This chronograph is more of a countdown rather than a time “collector”. As shown above, it has a disc under the dial with a 10 minute countdown followed by a 5 minute start. The beginning of a regatta race can be quite chaotic because the boats can’t line up like a car race but rather, they share the water and jockey for a spot as close to the starting line as possible when the race begins. Somehow, the countdown timer of 10 minutes can help the skipper find the best starting place. It’s still a mystery to me, perhaps this article with Worn and Wound might clear it up.
I purchased this watch in need of repair last year. It contains the Valjoux 7737. This is a variation of the 7733/34 which is a very common cam based chronograph (seen in some of my past entries). The difference with this calibre is the centre chronograph recorder has an extra tooth that moves the minute recorder every 30 seconds.
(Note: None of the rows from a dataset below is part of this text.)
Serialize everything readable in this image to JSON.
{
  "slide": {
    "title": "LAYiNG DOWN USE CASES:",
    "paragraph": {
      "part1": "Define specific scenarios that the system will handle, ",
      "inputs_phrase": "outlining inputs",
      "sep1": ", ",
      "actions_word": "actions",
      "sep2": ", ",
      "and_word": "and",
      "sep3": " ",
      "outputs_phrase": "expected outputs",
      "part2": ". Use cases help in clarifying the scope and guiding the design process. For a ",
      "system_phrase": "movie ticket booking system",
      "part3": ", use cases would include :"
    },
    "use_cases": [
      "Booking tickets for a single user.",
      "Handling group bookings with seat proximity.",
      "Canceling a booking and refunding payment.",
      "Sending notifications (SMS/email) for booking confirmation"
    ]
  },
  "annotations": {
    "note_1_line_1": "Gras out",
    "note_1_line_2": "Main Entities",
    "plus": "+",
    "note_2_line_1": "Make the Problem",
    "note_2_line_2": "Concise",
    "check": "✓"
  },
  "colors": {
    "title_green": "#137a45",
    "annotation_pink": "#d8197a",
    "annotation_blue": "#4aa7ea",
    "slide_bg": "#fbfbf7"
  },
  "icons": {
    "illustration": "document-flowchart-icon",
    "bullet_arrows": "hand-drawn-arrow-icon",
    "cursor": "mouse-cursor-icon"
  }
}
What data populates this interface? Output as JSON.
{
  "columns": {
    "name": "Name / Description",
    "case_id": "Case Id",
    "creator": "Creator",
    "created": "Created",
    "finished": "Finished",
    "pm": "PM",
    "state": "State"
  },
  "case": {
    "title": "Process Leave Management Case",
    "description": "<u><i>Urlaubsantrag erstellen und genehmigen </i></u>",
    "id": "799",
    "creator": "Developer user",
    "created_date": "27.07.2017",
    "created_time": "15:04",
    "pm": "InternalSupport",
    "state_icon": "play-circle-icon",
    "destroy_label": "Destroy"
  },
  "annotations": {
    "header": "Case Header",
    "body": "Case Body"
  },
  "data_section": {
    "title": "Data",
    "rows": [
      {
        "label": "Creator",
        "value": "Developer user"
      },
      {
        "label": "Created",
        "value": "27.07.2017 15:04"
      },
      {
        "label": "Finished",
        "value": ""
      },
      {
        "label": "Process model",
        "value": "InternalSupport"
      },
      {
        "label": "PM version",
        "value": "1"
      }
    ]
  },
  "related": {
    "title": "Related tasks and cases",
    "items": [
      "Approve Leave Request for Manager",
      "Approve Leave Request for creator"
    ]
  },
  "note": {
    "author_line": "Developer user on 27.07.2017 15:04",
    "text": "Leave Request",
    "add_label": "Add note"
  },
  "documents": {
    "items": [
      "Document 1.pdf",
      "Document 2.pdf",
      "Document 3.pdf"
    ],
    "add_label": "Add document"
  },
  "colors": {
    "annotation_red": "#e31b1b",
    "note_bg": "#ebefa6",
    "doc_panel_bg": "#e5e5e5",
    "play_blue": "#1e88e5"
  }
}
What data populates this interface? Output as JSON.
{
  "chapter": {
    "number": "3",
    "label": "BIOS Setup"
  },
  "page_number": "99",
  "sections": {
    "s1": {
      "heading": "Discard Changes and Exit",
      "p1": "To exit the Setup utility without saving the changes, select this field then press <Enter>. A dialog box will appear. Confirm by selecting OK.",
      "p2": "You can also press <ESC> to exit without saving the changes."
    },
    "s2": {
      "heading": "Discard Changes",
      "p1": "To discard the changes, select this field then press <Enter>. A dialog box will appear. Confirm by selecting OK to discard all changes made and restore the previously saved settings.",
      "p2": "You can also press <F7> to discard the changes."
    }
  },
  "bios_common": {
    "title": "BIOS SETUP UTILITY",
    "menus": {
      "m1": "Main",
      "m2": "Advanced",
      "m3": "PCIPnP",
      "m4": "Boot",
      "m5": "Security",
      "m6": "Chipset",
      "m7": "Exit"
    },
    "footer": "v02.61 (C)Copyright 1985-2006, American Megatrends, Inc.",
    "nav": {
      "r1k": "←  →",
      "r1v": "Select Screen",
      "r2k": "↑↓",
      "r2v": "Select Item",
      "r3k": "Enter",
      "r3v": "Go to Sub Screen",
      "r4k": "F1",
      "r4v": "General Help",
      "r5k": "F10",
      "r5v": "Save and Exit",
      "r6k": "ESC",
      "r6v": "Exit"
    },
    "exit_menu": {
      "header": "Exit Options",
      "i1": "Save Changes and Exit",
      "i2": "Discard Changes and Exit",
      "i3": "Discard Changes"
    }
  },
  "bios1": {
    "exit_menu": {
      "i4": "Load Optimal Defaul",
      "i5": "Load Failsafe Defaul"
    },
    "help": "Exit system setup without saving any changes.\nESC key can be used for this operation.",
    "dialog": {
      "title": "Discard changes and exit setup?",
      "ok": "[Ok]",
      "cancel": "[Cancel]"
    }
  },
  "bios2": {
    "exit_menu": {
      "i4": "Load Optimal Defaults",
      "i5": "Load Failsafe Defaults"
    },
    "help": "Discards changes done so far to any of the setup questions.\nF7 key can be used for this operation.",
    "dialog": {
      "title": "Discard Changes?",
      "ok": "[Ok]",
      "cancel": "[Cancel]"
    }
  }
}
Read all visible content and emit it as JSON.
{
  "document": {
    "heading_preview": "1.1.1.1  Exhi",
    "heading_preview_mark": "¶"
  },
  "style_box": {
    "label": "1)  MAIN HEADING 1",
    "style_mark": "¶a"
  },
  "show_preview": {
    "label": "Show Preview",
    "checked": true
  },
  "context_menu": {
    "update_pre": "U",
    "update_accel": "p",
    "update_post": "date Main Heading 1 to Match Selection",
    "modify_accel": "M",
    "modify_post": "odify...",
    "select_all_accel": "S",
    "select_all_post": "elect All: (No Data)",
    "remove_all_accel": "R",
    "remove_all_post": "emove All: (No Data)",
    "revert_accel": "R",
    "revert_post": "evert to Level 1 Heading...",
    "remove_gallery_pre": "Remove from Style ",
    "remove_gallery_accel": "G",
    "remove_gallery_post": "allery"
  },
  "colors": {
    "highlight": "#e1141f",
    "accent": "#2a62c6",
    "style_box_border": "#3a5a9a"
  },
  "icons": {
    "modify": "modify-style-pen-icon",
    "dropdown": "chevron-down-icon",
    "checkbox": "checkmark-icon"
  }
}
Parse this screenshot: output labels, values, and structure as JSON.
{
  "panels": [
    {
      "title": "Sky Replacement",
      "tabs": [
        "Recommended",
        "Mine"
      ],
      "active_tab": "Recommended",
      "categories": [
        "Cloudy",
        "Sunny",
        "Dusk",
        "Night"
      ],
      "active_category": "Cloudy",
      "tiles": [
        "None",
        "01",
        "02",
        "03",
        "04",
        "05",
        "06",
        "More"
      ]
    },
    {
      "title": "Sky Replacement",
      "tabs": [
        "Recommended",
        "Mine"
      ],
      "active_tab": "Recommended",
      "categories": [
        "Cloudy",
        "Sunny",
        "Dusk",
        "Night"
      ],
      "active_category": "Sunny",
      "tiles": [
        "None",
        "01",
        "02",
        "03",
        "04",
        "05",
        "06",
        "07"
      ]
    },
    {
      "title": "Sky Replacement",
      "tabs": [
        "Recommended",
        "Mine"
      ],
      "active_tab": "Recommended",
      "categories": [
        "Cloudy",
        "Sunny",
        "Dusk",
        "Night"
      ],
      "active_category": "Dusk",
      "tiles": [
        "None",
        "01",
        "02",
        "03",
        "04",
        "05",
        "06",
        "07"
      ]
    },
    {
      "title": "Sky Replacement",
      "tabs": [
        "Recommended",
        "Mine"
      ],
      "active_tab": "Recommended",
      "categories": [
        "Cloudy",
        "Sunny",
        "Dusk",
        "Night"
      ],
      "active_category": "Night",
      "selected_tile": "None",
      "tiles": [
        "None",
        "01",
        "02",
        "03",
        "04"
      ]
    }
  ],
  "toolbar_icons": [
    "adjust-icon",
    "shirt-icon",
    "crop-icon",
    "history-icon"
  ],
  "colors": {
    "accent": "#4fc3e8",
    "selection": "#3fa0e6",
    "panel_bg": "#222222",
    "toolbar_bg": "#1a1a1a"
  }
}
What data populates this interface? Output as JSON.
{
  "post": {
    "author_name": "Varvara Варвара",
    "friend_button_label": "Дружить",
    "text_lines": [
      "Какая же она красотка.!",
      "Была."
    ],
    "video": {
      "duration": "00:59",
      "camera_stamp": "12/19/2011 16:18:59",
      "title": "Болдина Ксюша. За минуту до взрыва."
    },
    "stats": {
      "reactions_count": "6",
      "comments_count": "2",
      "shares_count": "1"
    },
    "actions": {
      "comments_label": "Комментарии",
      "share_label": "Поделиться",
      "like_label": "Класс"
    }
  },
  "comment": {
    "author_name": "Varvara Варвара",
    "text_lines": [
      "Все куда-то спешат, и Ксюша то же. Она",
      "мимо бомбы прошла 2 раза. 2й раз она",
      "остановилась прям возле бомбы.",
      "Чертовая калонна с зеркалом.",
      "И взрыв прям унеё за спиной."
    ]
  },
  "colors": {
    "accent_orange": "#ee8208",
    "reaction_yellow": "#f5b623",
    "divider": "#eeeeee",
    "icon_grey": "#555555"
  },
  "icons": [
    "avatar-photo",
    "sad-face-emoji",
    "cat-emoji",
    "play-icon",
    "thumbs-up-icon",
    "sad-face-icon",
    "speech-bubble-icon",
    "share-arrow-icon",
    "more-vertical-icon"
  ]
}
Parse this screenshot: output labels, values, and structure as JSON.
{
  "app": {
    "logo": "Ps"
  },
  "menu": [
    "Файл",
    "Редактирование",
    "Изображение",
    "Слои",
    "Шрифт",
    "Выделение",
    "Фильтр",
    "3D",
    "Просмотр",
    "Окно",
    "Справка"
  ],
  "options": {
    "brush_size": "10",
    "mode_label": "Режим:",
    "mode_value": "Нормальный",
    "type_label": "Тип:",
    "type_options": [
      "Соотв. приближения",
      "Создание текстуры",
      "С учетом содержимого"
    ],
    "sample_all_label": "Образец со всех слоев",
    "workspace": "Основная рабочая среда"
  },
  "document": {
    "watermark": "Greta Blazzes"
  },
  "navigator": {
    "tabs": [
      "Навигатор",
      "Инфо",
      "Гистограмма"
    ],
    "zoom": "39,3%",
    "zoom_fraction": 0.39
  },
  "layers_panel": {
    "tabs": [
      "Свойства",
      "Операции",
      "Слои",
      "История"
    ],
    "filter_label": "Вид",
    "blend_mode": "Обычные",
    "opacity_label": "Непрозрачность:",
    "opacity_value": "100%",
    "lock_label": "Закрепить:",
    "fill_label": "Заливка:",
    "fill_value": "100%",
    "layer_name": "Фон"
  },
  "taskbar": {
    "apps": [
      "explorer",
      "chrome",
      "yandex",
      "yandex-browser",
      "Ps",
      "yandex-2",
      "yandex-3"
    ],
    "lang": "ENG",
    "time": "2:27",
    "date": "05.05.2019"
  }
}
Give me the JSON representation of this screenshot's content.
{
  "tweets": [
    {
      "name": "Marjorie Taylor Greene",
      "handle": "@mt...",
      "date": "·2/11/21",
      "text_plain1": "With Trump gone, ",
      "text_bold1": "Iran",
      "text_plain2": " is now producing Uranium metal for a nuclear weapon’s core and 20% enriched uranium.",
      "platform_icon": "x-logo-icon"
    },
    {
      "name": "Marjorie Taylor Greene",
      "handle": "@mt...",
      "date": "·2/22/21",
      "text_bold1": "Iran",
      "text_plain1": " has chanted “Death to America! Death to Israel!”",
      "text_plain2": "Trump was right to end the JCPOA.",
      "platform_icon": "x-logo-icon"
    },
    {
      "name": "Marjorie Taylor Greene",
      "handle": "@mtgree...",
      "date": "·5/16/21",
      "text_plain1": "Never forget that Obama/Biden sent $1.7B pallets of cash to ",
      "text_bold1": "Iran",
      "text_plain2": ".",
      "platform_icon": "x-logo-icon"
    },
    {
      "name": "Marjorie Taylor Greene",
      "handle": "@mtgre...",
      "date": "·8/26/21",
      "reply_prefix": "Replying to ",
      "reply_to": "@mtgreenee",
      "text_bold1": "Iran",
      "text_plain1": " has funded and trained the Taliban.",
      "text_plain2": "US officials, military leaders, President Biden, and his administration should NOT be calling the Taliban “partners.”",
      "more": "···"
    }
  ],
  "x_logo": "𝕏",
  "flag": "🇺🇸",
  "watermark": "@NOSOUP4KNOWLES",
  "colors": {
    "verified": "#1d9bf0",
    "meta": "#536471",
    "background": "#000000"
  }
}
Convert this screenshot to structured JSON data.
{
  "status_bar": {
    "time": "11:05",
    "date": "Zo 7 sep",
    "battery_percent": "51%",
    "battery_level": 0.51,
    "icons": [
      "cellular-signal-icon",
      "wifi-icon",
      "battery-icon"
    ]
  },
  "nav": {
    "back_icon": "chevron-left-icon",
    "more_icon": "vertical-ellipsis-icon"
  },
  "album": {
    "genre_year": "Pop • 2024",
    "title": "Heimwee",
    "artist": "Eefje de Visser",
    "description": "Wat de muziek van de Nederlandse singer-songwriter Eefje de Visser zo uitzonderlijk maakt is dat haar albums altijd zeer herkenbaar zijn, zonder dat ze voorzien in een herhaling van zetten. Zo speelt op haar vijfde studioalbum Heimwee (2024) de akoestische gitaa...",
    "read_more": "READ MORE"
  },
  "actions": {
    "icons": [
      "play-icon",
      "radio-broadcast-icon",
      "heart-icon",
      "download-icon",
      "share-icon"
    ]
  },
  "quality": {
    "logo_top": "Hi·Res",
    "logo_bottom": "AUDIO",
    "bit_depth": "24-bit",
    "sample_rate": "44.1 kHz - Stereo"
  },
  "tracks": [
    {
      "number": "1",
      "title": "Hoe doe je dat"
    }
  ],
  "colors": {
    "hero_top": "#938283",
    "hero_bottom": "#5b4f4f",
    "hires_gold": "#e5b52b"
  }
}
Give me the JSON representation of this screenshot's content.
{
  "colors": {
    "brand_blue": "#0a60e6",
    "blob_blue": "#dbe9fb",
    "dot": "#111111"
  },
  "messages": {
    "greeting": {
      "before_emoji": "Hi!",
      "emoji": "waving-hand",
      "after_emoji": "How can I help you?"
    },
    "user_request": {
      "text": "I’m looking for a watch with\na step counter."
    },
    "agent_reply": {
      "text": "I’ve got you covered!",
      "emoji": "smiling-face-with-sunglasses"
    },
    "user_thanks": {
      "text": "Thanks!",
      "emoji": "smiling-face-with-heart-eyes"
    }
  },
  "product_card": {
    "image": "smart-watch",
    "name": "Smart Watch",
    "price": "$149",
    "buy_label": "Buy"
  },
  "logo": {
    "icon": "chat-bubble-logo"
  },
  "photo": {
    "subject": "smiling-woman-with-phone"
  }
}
The minute recorder is a little shorter so that it doesn’t poke through the dial, and attached to it is a wheel that feeds to the countdown disc. While servicing it, I discovered the minute recording wheel was jammed in its pivot hole. It seemed the stem may have been forced in place and over time had squished the pivot hole causing the minute recording wheel to get stuck. I had to hammer out and then ream the hole to allow it to move freely. After I finished the service and the required repairs, everything functioned nicely and I was off to the races (I mean regatta). Once I put it all back together, that’s when I encountered an ethical question… Do I re-plate it?
Messing with the condition of the watch case is such a heated topic, mostly among collectors. Some feel that the watch should show its wear with pride and it somehow romanticizes its history and increases its value (debatable). In this instance, the case looked like someone had put it through the washing machine one too many times. It was badly pitted and the brass base metal was showing through, especially on the lugs. My first thought was to polish off the plating, allowing the brass to show and wear it like that. This can present an issue because the luster of brass is very short-lived and it starts to oxidize almost immediately. Bronze will do this too but when it changes it looks much nicer.
I polished off the plating and kept it with its brass case for about a month when I decided that it needed to be re-plated. Plating is tough and requires a whole infrastructure of fluids, metals, and controlled electricity. At some point, I’d love to set up a workstation to do this, but at the moment I just decided to go with Acme plating in the town of Abbotsford BC. I think they did a splendid job and it looks boss. It has a nice thick coat of nickel and the brushed finish is still intact.
So what do you think? To re-plate or not?